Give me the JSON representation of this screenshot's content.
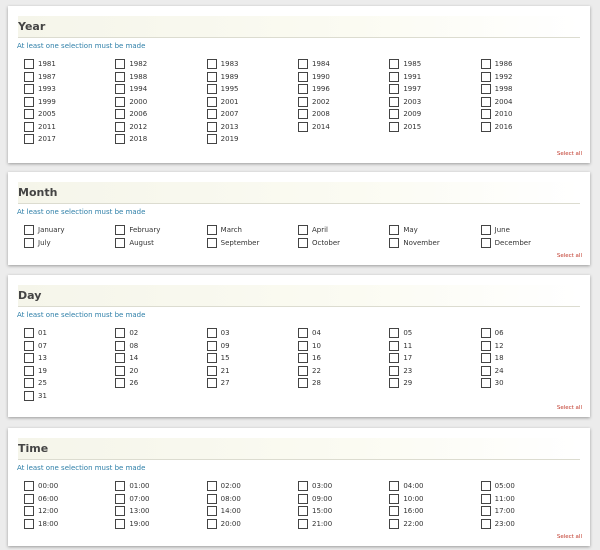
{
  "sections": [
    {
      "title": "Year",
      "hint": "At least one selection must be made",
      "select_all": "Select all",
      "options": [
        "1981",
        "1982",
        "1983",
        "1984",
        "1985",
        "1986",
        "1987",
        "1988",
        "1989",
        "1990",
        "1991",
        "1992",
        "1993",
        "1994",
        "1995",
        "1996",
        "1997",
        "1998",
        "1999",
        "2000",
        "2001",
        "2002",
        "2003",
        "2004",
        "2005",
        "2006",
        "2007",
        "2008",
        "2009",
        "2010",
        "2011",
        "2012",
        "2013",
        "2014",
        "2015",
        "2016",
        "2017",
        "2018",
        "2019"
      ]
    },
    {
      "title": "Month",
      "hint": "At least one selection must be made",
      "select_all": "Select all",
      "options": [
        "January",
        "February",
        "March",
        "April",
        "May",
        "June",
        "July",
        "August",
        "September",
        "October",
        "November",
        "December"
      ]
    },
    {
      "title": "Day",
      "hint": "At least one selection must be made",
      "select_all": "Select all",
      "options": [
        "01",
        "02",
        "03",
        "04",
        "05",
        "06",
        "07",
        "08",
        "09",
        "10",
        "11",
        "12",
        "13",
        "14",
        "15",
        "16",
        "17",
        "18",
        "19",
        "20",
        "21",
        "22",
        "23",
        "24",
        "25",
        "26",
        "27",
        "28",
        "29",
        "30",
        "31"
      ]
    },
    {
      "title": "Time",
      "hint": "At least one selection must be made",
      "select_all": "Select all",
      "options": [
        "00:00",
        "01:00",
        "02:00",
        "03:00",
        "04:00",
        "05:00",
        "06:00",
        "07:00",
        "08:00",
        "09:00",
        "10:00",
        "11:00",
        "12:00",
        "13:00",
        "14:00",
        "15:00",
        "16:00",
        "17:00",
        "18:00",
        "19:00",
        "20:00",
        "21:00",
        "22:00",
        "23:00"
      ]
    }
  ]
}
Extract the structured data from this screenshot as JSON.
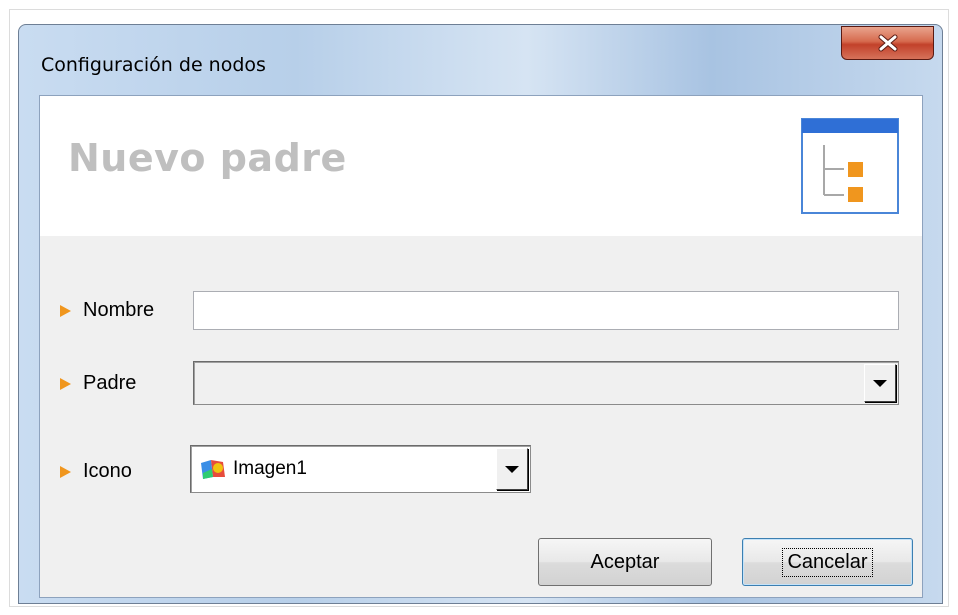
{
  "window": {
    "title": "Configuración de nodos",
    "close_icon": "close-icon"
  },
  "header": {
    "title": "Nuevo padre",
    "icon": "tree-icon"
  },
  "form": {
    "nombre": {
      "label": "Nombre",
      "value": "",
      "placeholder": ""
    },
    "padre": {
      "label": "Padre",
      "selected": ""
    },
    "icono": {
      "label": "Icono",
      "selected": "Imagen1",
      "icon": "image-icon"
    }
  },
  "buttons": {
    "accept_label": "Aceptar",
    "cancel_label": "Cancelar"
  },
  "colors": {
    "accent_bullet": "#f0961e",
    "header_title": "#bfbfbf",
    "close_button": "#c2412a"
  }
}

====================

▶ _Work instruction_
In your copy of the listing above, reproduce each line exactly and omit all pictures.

▶ _Reply to the exercise_
Give me the JSON representation of this screenshot's content.
{
  "sections": [
    {
      "title": "Year",
      "hint": "At least one selection must be made",
      "select_all": "Select all",
      "options": [
        "1981",
        "1982",
        "1983",
        "1984",
        "1985",
        "1986",
        "1987",
        "1988",
        "1989",
        "1990",
        "1991",
        "1992",
        "1993",
        "1994",
        "1995",
        "1996",
        "1997",
        "1998",
        "1999",
        "2000",
        "2001",
        "2002",
        "2003",
        "2004",
        "2005",
        "2006",
        "2007",
        "2008",
        "2009",
        "2010",
        "2011",
        "2012",
        "2013",
        "2014",
        "2015",
        "2016",
        "2017",
        "2018",
        "2019"
      ]
    },
    {
      "title": "Month",
      "hint": "At least one selection must be made",
      "select_all": "Select all",
      "options": [
        "January",
        "February",
        "March",
        "April",
        "May",
        "June",
        "July",
        "August",
        "September",
        "October",
        "November",
        "December"
      ]
    },
    {
      "title": "Day",
      "hint": "At least one selection must be made",
      "select_all": "Select all",
      "options": [
        "01",
        "02",
        "03",
        "04",
        "05",
        "06",
        "07",
        "08",
        "09",
        "10",
        "11",
        "12",
        "13",
        "14",
        "15",
        "16",
        "17",
        "18",
        "19",
        "20",
        "21",
        "22",
        "23",
        "24",
        "25",
        "26",
        "27",
        "28",
        "29",
        "30",
        "31"
      ]
    },
    {
      "title": "Time",
      "hint": "At least one selection must be made",
      "select_all": "Select all",
      "options": [
        "00:00",
        "01:00",
        "02:00",
        "03:00",
        "04:00",
        "05:00",
        "06:00",
        "07:00",
        "08:00",
        "09:00",
        "10:00",
        "11:00",
        "12:00",
        "13:00",
        "14:00",
        "15:00",
        "16:00",
        "17:00",
        "18:00",
        "19:00",
        "20:00",
        "21:00",
        "22:00",
        "23:00"
      ]
    }
  ]
}
Extract the structured data from this screenshot as JSON.
{
  "window": {
    "title": "Configuración de nodos",
    "close_icon": "close-icon"
  },
  "header": {
    "title": "Nuevo padre",
    "icon": "tree-icon"
  },
  "form": {
    "nombre": {
      "label": "Nombre",
      "value": "",
      "placeholder": ""
    },
    "padre": {
      "label": "Padre",
      "selected": ""
    },
    "icono": {
      "label": "Icono",
      "selected": "Imagen1",
      "icon": "image-icon"
    }
  },
  "buttons": {
    "accept_label": "Aceptar",
    "cancel_label": "Cancelar"
  },
  "colors": {
    "accent_bullet": "#f0961e",
    "header_title": "#bfbfbf",
    "close_button": "#c2412a"
  }
}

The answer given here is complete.